The British Government amended the Equality Act 2010 (Section 9) to make caste an aspect of race, thereby making caste discrimination effectively a form of racial discrimination. However, caste discrimination does not have legislative protective measures that explicitly prohibit it. The current framework of handling caste discrimination is via case law provides insufficient protection for the victims as the Courts may have varied interpretation of the Equality Act 2010 with reference to caste.

The half-hearted attempt at giving a legislative power to outlawing cast discrimination has led to the reluctance of victims to take the legal course of action and as such, there remains only one case, Chandhok vs Tirkey (2014)12. Other barriers to seeking legal aid include pressures from social groups, fears of retaliation and of course the financial implications associated with litigation.

For social justice to be upheld with respect to caste discrimination in the U.K., the law must be clear, as must the path towards it, which unfortunately, is simply lacking in the British legal discourse. The importance of a robust legal framework accepted and adhered to within the community are paramount to social equality and justice. Ambedkar said,

“If the fundamental rights are opposed by the community, no Law, no Parliament and no Judiciary can guarantee them in the real sense of the word”.

The U.K. does not have adequate legislative framework at present and thus the real journey of educating and socially normalising the wider community remains a distant dream until the former is realised.

The world is not a disconnected phenomenon. We can no longer remain in our ivory towers and look down on caste discrimination as “a problem of the East”. India is a major economic power and we have business, political and personal affiliations with it. To choose the path of silence is a passive complicity and acceptance of the breaches in Dalit human rights, be it home or across international waters.


  1. Dirks NB. Castes of mind.

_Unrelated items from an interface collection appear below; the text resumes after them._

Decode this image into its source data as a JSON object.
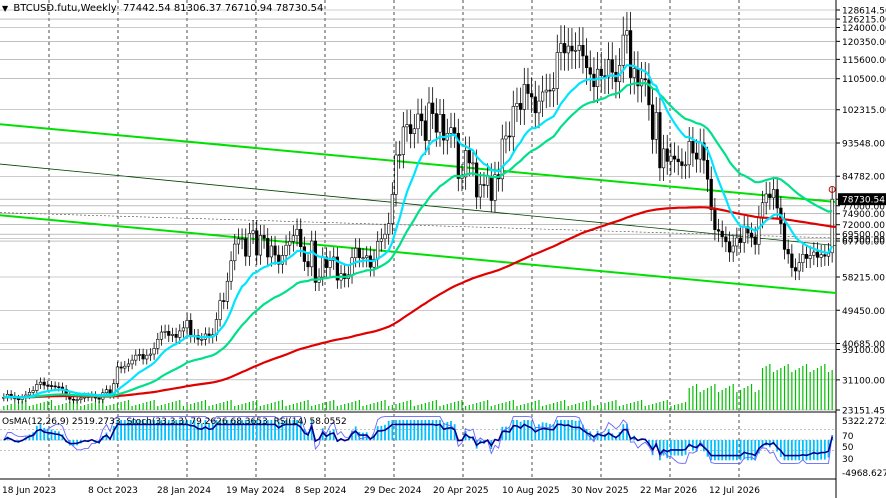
{
  "header": {
    "symbol": "BTCUSD.futu",
    "timeframe": "Weekly",
    "ohlc": "77442.54 81306.37 76710.94 78730.54"
  },
  "indicator_header": {
    "osma": "OsMA(12,26,9) 2519.2733",
    "stoch": "Stoch(33,3,3) 79.2626 68.3653",
    "rsi": "RSI(14) 58.0552"
  },
  "colors": {
    "background": "#ffffff",
    "candle": "#000000",
    "ema_fast": "#00e5ff",
    "ema_mid": "#00e08a",
    "ema_slow": "#e00000",
    "channel": "#00e000",
    "volume": "#00c000",
    "osma": "#00bfff",
    "stoch_main": "#00008b",
    "grid": "#000000"
  },
  "chart_data": {
    "type": "candlestick",
    "price_axis_labels": [
      "128614.50",
      "126215.00",
      "124000.00",
      "120350.00",
      "115600.00",
      "110500.00",
      "102315.00",
      "93548.00",
      "84782.00",
      "78730.54",
      "77000.00",
      "74900.00",
      "72000.00",
      "69500.00",
      "68300.00",
      "67700.00",
      "58215.00",
      "49450.00",
      "40685.00",
      "39100.00",
      "31100.00",
      "23151.45"
    ],
    "price_axis_values": [
      128614.5,
      126215,
      124000,
      120350,
      115600,
      110500,
      102315,
      93548,
      84782,
      78730.54,
      77000,
      74900,
      72000,
      69500,
      68300,
      67700,
      58215,
      49450,
      40685,
      39100,
      31100,
      23151.45
    ],
    "indicator_axis_labels": [
      "5322.2722",
      "70",
      "50",
      "30",
      "-4968.6279"
    ],
    "time_axis_labels": [
      "18 Jun 2023",
      "8 Oct 2023",
      "28 Jan 2024",
      "19 May 2024",
      "8 Sep 2024",
      "29 Dec 2024",
      "20 Apr 2025",
      "10 Aug 2025",
      "30 Nov 2025",
      "22 Mar 2026",
      "12 Jul 2026"
    ],
    "price_range": [
      23151.45,
      128614.5
    ],
    "current_price": 78730.54,
    "close_series": [
      26500,
      27300,
      26800,
      26100,
      25900,
      26300,
      27100,
      27800,
      28300,
      29900,
      30500,
      29700,
      29600,
      29500,
      29300,
      29200,
      28600,
      26800,
      26000,
      25900,
      25900,
      26300,
      26700,
      26500,
      27000,
      26300,
      26000,
      27700,
      28500,
      27200,
      30100,
      34500,
      34200,
      34700,
      35300,
      36300,
      37600,
      37800,
      36600,
      37600,
      37900,
      39400,
      41800,
      43700,
      43900,
      42800,
      43100,
      42300,
      44000,
      44800,
      46800,
      42600,
      42800,
      41800,
      41800,
      43200,
      42400,
      43000,
      47000,
      52000,
      51800,
      57100,
      62500,
      66900,
      68300,
      68300,
      63700,
      69700,
      70400,
      64000,
      69200,
      68400,
      63500,
      66400,
      64000,
      61600,
      63900,
      66600,
      67600,
      69100,
      70800,
      66200,
      62300,
      60900,
      67700,
      56800,
      58200,
      63500,
      60700,
      62600,
      63500,
      57400,
      59100,
      57800,
      58800,
      63300,
      65800,
      63300,
      63300,
      63800,
      60800,
      62900,
      67600,
      68300,
      69500,
      72300,
      80000,
      90400,
      90500,
      97800,
      98400,
      96000,
      97300,
      101200,
      99400,
      94200,
      104100,
      101300,
      96400,
      101100,
      94300,
      96100,
      97600,
      96100,
      84200,
      84600,
      91600,
      88300,
      88300,
      79300,
      82600,
      82400,
      84800,
      78400,
      85200,
      84100,
      94600,
      95400,
      95200,
      103200,
      104000,
      102400,
      109000,
      106600,
      105700,
      101500,
      104600,
      107000,
      107500,
      107300,
      107900,
      117400,
      119800,
      117300,
      119100,
      117800,
      118000,
      119300,
      116500,
      113400,
      111700,
      108400,
      113000,
      111300,
      110900,
      115500,
      112200,
      109700,
      114000,
      122000,
      123200,
      110800,
      113200,
      108600,
      110500,
      110200,
      103600,
      94500,
      101600,
      87000,
      92000,
      88700,
      90100,
      89300,
      88600,
      87600,
      87800,
      94000,
      90900,
      89300,
      93600,
      89000,
      84000,
      76000,
      70700,
      70300,
      68800,
      67500,
      64800,
      66400,
      68500,
      67300,
      71500,
      69800,
      68800,
      66800,
      74000,
      77800,
      80100,
      79100,
      81300,
      76400,
      72300,
      65500,
      64300,
      60700,
      59800,
      62000,
      64200,
      63100,
      63900,
      64800,
      63400,
      64100,
      63700,
      64600,
      78730.54
    ],
    "ema_fast_series": [
      26500,
      26600,
      26635,
      26550,
      26460,
      26440,
      26530,
      26700,
      26900,
      27290,
      27680,
      27920,
      28120,
      28280,
      28410,
      28510,
      28520,
      28310,
      28030,
      27790,
      27580,
      27450,
      27390,
      27300,
      27260,
      27150,
      27010,
      27090,
      27260,
      27240,
      27560,
      28420,
      29150,
      29880,
      30620,
      31430,
      32300,
      33090,
      33640,
      34280,
      34860,
      35620,
      36650,
      37810,
      38820,
      39480,
      40110,
      40540,
      41150,
      41770,
      42660,
      42630,
      42650,
      42480,
      42340,
      42460,
      42420,
      42480,
      43120,
      44360,
      45410,
      47180,
      49310,
      51830,
      53910,
      55700,
      56570,
      57950,
      59180,
      59460,
      60240,
      60810,
      61130,
      61690,
      61960,
      61940,
      62200,
      62730,
      63380,
      64130,
      65010,
      65150,
      64860,
      64400,
      64920,
      64160,
      63590,
      63560,
      63150,
      63000,
      62990,
      62350,
      61960,
      61530,
      61300,
      61610,
      62140,
      62310,
      62450,
      62650,
      62470,
      62500,
      63030,
      63600,
      64300,
      65290,
      67380,
      70750,
      73740,
      77410,
      80660,
      83090,
      85370,
      88100,
      90080,
      91010,
      92980,
      94060,
      94410,
      95250,
      95110,
      95260,
      95640,
      95710,
      94130,
      92910,
      92710,
      92130,
      91630,
      89990,
      88960,
      88020,
      87550,
      86340,
      86300,
      86050,
      87200,
      88270,
      89160,
      90940,
      92610,
      93770,
      95480,
      96620,
      97440,
      97480,
      98040,
      98800,
      99500,
      100040,
      100590,
      102190,
      103900,
      105120,
      106440,
      107420,
      108270,
      109230,
      109770,
      110220,
      110430,
      110200,
      110520,
      110600,
      110650,
      111260,
      111370,
      111150,
      111500,
      112790,
      114050,
      113940,
      113840,
      113220,
      112810,
      112440,
      111350,
      109130,
      108610,
      106050,
      104180,
      102000,
      100320,
      98750,
      97380,
      96140,
      95120,
      95070,
      94540,
      93870,
      93820,
      93020,
      91670,
      89300,
      86180,
      83660,
      81210,
      78840,
      76220,
      74310,
      72870,
      71550,
      71510,
      71270,
      70930,
      70360,
      71140,
      72130,
      73150,
      73750,
      74550,
      74790,
      74500,
      73140,
      71820,
      70230,
      68710,
      67760,
      67160,
      66500,
      66010,
      65700,
      65250,
      64980,
      64700,
      64560,
      66400
    ],
    "ema_mid_series": [
      26500,
      26530,
      26540,
      26520,
      26490,
      26480,
      26510,
      26560,
      26620,
      26750,
      26890,
      26980,
      27060,
      27140,
      27200,
      27250,
      27280,
      27240,
      27170,
      27100,
      27040,
      26990,
      26960,
      26920,
      26900,
      26860,
      26800,
      26800,
      26850,
      26850,
      26950,
      27250,
      27530,
      27820,
      28130,
      28480,
      28870,
      29250,
      29570,
      29930,
      30280,
      30710,
      31280,
      31920,
      32540,
      33050,
      33550,
      33990,
      34510,
      35040,
      35680,
      35980,
      36280,
      36510,
      36730,
      37040,
      37300,
      37580,
      38080,
      38820,
      39510,
      40490,
      41650,
      43000,
      44290,
      45520,
      46460,
      47580,
      48660,
      49340,
      50240,
      51040,
      51620,
      52320,
      52880,
      53290,
      53810,
      54420,
      55070,
      55770,
      56530,
      56890,
      57070,
      57170,
      57560,
      57540,
      57580,
      57840,
      57940,
      58110,
      58290,
      58220,
      58290,
      58280,
      58340,
      58670,
      59130,
      59400,
      59660,
      59950,
      60010,
      60180,
      60620,
      61110,
      61670,
      62360,
      63470,
      65110,
      66670,
      68530,
      70340,
      71880,
      73400,
      75140,
      76590,
      77600,
      79020,
      80230,
      81060,
      82150,
      82790,
      83520,
      84290,
      84890,
      84830,
      84820,
      85230,
      85430,
      85620,
      85230,
      85080,
      84920,
      84920,
      84580,
      84620,
      84590,
      85200,
      85810,
      86350,
      87240,
      88110,
      88830,
      89870,
      90730,
      91480,
      91900,
      92520,
      93260,
      94000,
      94630,
      95270,
      96490,
      97810,
      98860,
      99940,
      100870,
      101740,
      102640,
      103350,
      103870,
      104250,
      104400,
      104830,
      105130,
      105400,
      106010,
      106330,
      106470,
      106920,
      107800,
      108710,
      108960,
      109250,
      109240,
      109300,
      109330,
      108910,
      107920,
      107590,
      106330,
      105400,
      104250,
      103260,
      102310,
      101450,
      100600,
      99870,
      99640,
      99250,
      98780,
      98580,
      98060,
      97280,
      96070,
      94540,
      93130,
      91690,
      90240,
      88620,
      87380,
      86310,
      85320,
      84970,
      84420,
      83870,
      83210,
      83200,
      83440,
      83780,
      84020,
      84330,
      84260,
      83930,
      83180,
      82450,
      81560,
      80680,
      79920,
      79270,
      78610,
      78000,
      77450,
      76900,
      76400,
      75920,
      75470,
      75590
    ],
    "ema_slow_series": [
      26500,
      26510,
      26520,
      26520,
      26510,
      26510,
      26520,
      26540,
      26560,
      26610,
      26670,
      26710,
      26740,
      26770,
      26800,
      26820,
      26840,
      26840,
      26820,
      26800,
      26780,
      26760,
      26750,
      26740,
      26740,
      26720,
      26700,
      26710,
      26720,
      26730,
      26760,
      26840,
      26930,
      27010,
      27110,
      27210,
      27330,
      27440,
      27540,
      27650,
      27760,
      27890,
      28060,
      28240,
      28430,
      28590,
      28750,
      28900,
      29070,
      29250,
      29440,
      29590,
      29740,
      29870,
      30000,
      30150,
      30280,
      30420,
      30610,
      30870,
      31140,
      31470,
      31850,
      32280,
      32720,
      33160,
      33550,
      34000,
      34450,
      34830,
      35260,
      35670,
      36010,
      36400,
      36750,
      37070,
      37410,
      37770,
      38150,
      38540,
      38950,
      39270,
      39520,
      39750,
      40090,
      40310,
      40540,
      40810,
      41040,
      41280,
      41530,
      41700,
      41900,
      42070,
      42250,
      42490,
      42760,
      42990,
      43220,
      43460,
      43640,
      43850,
      44140,
      44440,
      44760,
      45120,
      45580,
      46170,
      46770,
      47430,
      48100,
      48730,
      49360,
      50030,
      50670,
      51260,
      51910,
      52530,
      53090,
      53680,
      54220,
      54760,
      55310,
      55830,
      56240,
      56640,
      57080,
      57490,
      57890,
      58200,
      58530,
      58850,
      59180,
      59440,
      59750,
      60050,
      60450,
      60850,
      61260,
      61710,
      62160,
      62590,
      63050,
      63490,
      63910,
      64290,
      64680,
      65080,
      65490,
      65890,
      66280,
      66750,
      67230,
      67680,
      68140,
      68580,
      69010,
      69450,
      69860,
      70230,
      70570,
      70880,
      71220,
      71540,
      71860,
      72210,
      72530,
      72820,
      73130,
      73510,
      73900,
      74230,
      74570,
      74860,
      75150,
      75440,
      75680,
      75830,
      76020,
      76120,
      76230,
      76310,
      76370,
      76420,
      76480,
      76480,
      76490,
      76550,
      76580,
      76580,
      76610,
      76590,
      76530,
      76410,
      76250,
      76080,
      75880,
      75680,
      75440,
      75220,
      75010,
      74800,
      74640,
      74460,
      74280,
      74080,
      73970,
      73890,
      73820,
      73740,
      73680,
      73620,
      73540,
      73430,
      73310,
      73170,
      73020,
      72860,
      72710,
      72560,
      72410,
      72260,
      72110,
      71960,
      71810,
      71650,
      71500,
      71460
    ],
    "volume_note": "volume histogram",
    "osma_note": "OsMA histogram with Stochastic and RSI lines"
  }
}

New Delhi: Permanent Black; 2003.
  2. Rodrigues V. The essential writings of BR Ambedkar. New Delhi: Oxford University Press India; 2004.
  3. The Constitution of India. India; 1950.
  4. Roy A. The Doctor and the Saint: Caste, Race, and Annihilation of Caste, the Debate Between B.R. Ambedkar and M.K. Gandhi. Haymarket Press; 2017.
  5. Heath B. The impact of European Colonialism on the Indian Caste System. E-International Relations; 2012.
  6. Riser-Kositsky S. The political intensification of the caste system: India under the Raj. Penn History Review. 2009; 17 (1): 31 – 49.
  7. Ambedkar BR. Dr Ambedkar on the British Raj. Edited by DC Ahir. New Delhi: Blumoon Books; 1997.
  8. Singh K. Train to Pakistan. New Delhi: Penguin Books India; 2009.
  9. Dwaipayan S. How the Dalits of Bengal Became the ‘Worst Victims’ of Partition. The Wire: History. 2009. ( (Accessed August 2020)
  10. Bandyopadhyay S. Partition and the Ruptures in Dalit Identity Politics in Bengal. Asian Studies Review. 2009; 33 (4): 455 – 467.
  11. International Dalit Solidarity Network. Country profile UK. ( (Accessed August 2020)
  12. Ford M. Caste discrimination under UK law. Oxford Human Rights Hub: Equality and none discrimination. 2015. ( (Accessed August 2020)